It doesn’t get any more committing than selling all your stuff and throwing yourself headfirst into an adventure. The dirtbike was the easiest to part with, I’d mostly used it to access remote areas for photography. That little ranger truck however, we’d been together for 7 years. It was my house most summers. A lot of dirtbag camping nights were spent cursing that leaky canopy while it monsoon rained outside (and inside). My Summit 800 snowmobile was the real tear-jerker to part with. She was my baby, the two of us enjoyed a lot of powder days exploring the Rockies and the Purcells. Now I’m stuck with highway accessed ski touring with the hoards instead of exotic sled-accessed trips up to the Catamount Glacier.
It’s not a bad trade in though – my new form of transport is a pair of shiny new G3 Synapse skis with Ion bindings and some matching Syborg boots from La Sportiva. Last week was all about getting this new set-up ready to go at the Gear Hub in Fernie and hitting the slopes at Rogers Pass to test it all out!
With 60cm of blower snow over the last few days out there it was sure to be a fun trial… Trail breaking was hard, but 8 hours and a lot of vertical meters later our group arrived back at the Asulkan parking lot powder dazed and smiling. Check out this quick video from the last week:
We also assembled our krazy-carpet “John Baldwin style” toboggans this week. They’re a far cry from a camper trailer but they do make it a lot easier to carry our tent and cooking shelter. These are cheap, super lightweight, and easy to make – we added a couple of awesome dry bags from MEC to keep our gear organized and dry. These toboggans roll up easily to be carried on our packs when they are not being used. If you’re planning a traverse of your own, consider making one of these for yourself to save your back from an extra 20+ pounds of weight! ( http://www.johnbaldwin.ca/trip-planning-toboggan.asp )
We are still training hard to adapt to our new form of transport. For those of you that find yourselves in Taynton Bowl this winter at Panorama you can send a silent “thank-you” out to Tania for volunteering to boot pack every square inch of Devil’s Drop over 6 long days (I only helped for 2). Those gorgeous steep lines should be a little more huckable for you this year with that snow packed down tight over the cliff bands.

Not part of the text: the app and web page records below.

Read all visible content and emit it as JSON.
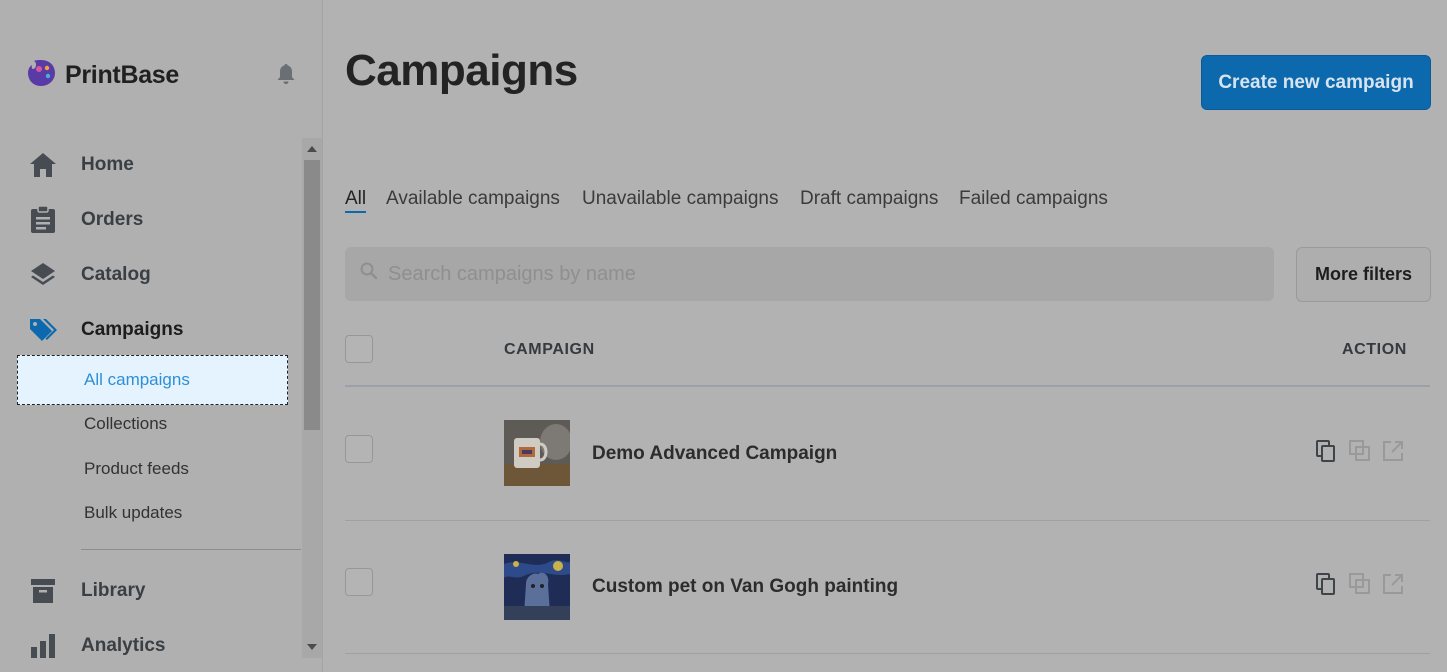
{
  "brand": {
    "name": "PrintBase"
  },
  "sidebar": {
    "items": [
      {
        "label": "Home",
        "icon": "home-icon"
      },
      {
        "label": "Orders",
        "icon": "clipboard-icon"
      },
      {
        "label": "Catalog",
        "icon": "layers-icon"
      },
      {
        "label": "Campaigns",
        "icon": "tags-icon",
        "active": true
      },
      {
        "label": "Library",
        "icon": "archive-icon"
      },
      {
        "label": "Analytics",
        "icon": "bar-chart-icon"
      }
    ],
    "sub_items": [
      {
        "label": "All campaigns",
        "active": true
      },
      {
        "label": "Collections"
      },
      {
        "label": "Product feeds"
      },
      {
        "label": "Bulk updates"
      }
    ]
  },
  "main": {
    "title": "Campaigns",
    "create_button": "Create new campaign",
    "tabs": [
      "All",
      "Available campaigns",
      "Unavailable campaigns",
      "Draft campaigns",
      "Failed campaigns"
    ],
    "search": {
      "placeholder": "Search campaigns by name"
    },
    "more_filters": "More filters",
    "table": {
      "columns": [
        "CAMPAIGN",
        "ACTION"
      ],
      "rows": [
        {
          "name": "Demo Advanced Campaign"
        },
        {
          "name": "Custom pet on Van Gogh painting"
        }
      ]
    }
  },
  "colors": {
    "accent": "#0c69ae",
    "active_sub_bg": "#e4f3fd",
    "active_sub_text": "#2f8fd6"
  }
}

With a little over 3 weeks before departure the list of “to do’s” is still growing. Tania is currently cooking and dehydrating up a storm in the kitchen as usual. In the meantime I’m pondering how to fit a weeks worth of food and fuel for two into an animal-proof package limited to the size of a cessna airplane window that can survive impact with glacier from 200+ feet up. Check in later for what promises to be an entertaining report on our food drop testing in the coming weeks!